There are days when writing makes me feel like this guy. Actually, every day I write I feel like this guy, at least at the beginning. That’s because beginning is the hardest part, contrary to that annoying song by Tom Petty which claimed that waiting is the hardest part. (actually, I’m much more on board with what Fran Lebowitz had to say about waiting: “The opposite of talking isn’t listening. The opposite of talking is waiting.” But enough said.)
I was on a panel at the magnificent and life-altering Book Passage Mystery Writers Conference last weekend during which we were supposed to talk about writing rituals, and things we had learned on the way to becoming professional writers. Here is what I have learned, in that the following four things are the bedrock of my complete lack of moral fiber when it comes to writing:
And angst. Don’t forget the angst.
I had coffee with a novelist friend who doesn’t write crime fiction while I was at the conference. I asked her how it was going. She said, “My second novel almost killed me. Actually, it may have killed me. I might be walking around dead right now. My brain is so fried I wouldn’t really know the difference at this point. Writing sucks. Did your second novel almost kill you? Because mine almost killed me. Have I mentioned that?”
I said, “Dude, every moment I worked on my second novel, I didn’t know whether to cry or throw up. Some days I did both.”
She laughed in recognition of this mental state. “Third one’s a piece of cake, though, right?”
“A piece of shit, more like,” I said.
I said I would always remember what Jan Burke told me, when I confessed how hard it was to be writing my second novel, back when I was writing my second novel. Here is what she said, “Yeah, they all suck. It’s always excruciating. Don’t expect it to ever get any better.”
My non-crime-writing novelist friend laughed again… the bitter laugh of the completely hosed.
“I think that was really cruel of Jan Burke to say, don’t you?” I continued. “I mean, couldn’t she have lied? Couldn’t she have said, ‘kid, here’s the thing–the second one almost kills you, and you won’t know whether to cry or throw up, most days, but after that it’s like falling off a log. No problem. Just get through this one, and the rest of them you can write in your sleep with both hands tied behind your back,’ right? I mean, would it have killed her to lie about that?”
My non-crime-writing friend said, “So now you’re laying that same horrible view of my future on me, even though you’re still pissed with Jan Burke for telling you the truth. Thanks so much.”
I nodded. “I mean, don’t get me wrong, I love Jan Burke… it’s just that I might have thrown up a few fewer times if she’d lied in that instance, you know?”
“Yeah. Aren’t we the lucky ones?”
“We are. We could be throwing up and not published.”
“That could still happen.”
“Yeah, any day now,” I said.

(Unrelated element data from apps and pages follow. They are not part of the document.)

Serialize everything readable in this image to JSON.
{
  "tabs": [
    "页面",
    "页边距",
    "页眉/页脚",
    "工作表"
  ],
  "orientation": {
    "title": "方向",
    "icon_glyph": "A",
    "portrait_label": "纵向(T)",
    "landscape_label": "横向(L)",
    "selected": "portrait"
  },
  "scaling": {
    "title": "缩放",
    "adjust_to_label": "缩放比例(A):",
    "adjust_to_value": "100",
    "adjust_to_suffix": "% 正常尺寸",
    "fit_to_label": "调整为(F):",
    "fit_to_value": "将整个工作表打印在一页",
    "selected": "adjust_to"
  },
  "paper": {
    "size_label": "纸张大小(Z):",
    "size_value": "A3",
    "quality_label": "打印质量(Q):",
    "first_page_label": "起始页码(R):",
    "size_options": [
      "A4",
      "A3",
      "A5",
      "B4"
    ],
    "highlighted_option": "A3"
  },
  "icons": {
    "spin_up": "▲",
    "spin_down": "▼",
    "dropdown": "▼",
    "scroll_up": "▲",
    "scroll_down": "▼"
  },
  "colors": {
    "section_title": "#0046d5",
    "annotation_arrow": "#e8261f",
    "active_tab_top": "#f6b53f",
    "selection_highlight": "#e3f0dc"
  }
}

“So how was it writing your third book?” asked my friend.
“Shit,” I said. “Unmitigated shit. And I hate the fourth book already.”

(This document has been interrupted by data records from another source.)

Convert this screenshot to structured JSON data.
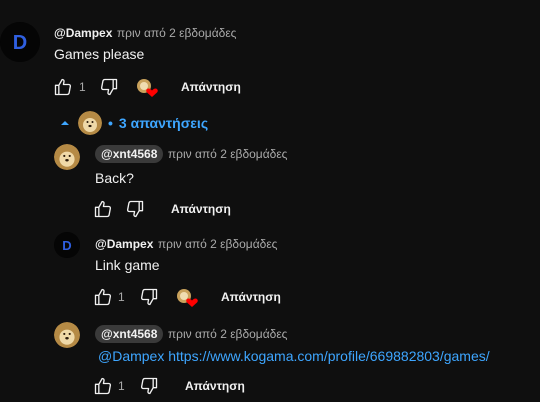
{
  "comment": {
    "author": "@Dampex",
    "time": "πριν από 2 εβδομάδες",
    "text": "Games please",
    "likes": "1",
    "reply_label": "Απάντηση",
    "avatar_letter": "D"
  },
  "replies_toggle": {
    "label": "3 απαντήσεις",
    "separator": "•"
  },
  "replies": [
    {
      "author": "@xnt4568",
      "time": "πριν από 2 εβδομάδες",
      "text": "Back?",
      "likes": "",
      "reply_label": "Απάντηση"
    },
    {
      "author": "@Dampex",
      "time": "πριν από 2 εβδομάδες",
      "text": "Link game",
      "likes": "1",
      "reply_label": "Απάντηση",
      "avatar_letter": "D"
    },
    {
      "author": "@xnt4568",
      "time": "πριν από 2 εβδομάδες",
      "mention": "@Dampex",
      "link": "https://www.kogama.com/profile/669882803/games/",
      "likes": "1",
      "reply_label": "Απάντηση"
    }
  ],
  "colors": {
    "background": "#0f0f0f",
    "link": "#3ea6ff",
    "heart": "#ff0000",
    "avatar_d": "#2f5fe0"
  },
  "icons": [
    "thumb-up-icon",
    "thumb-down-icon",
    "creator-heart-icon",
    "caret-up-icon",
    "dog-avatar-icon",
    "d-logo-avatar-icon"
  ]
}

“How much of the fourth one have you written?”
“About a page and a half,” I said. “And it’s already a stinking pile of unreadable crap.”
“You know what Dorothy Parker said are the two best things you can do to help out aspiring writers?” I asked.
“No, what?” asked my friend.
“She said the second most helpful thing you can do is buy them a copy of Strunk and White.”
“What’s the first most helpful?”
“‘Shoot them now, while they’re still happy.'”
Then we spent the next twenty minutes talking about how everyone who sold more books than we do should die, unless they were really nice to us. Successful novelists who don’t know us should be loaded onto a bus and driven off the edge of the Grand Canyon, we figured. With bells on.
This is why I love hanging out with fellow writers. We’re all nuts in similar ways, which makes me feel better.
We are none of us exactly Little Mary Sunshine.
But as I said to my stepmom a few weeks ago, sitting down to right every morning is like knowing you have to punch your way through a brick wall. Except every morning you realize again that the bricks are made of styrofoam, as soon as you screw up the courage to throw that first roundhouse.
On the other hand, I still have a page and a half of book four. So, you know, it’s not quite like falling off a log yet. Or maybe it’s like falling off a log with both hands tied behind my back.
And also, I am a whiny little bitch.
‘Ratis, what do you tell yourself when it’s time to get started? How do you talk yourselves out of believing everything is doomed to failure, and that it’s time for The Rapture? Inquiring Cornelias want to know…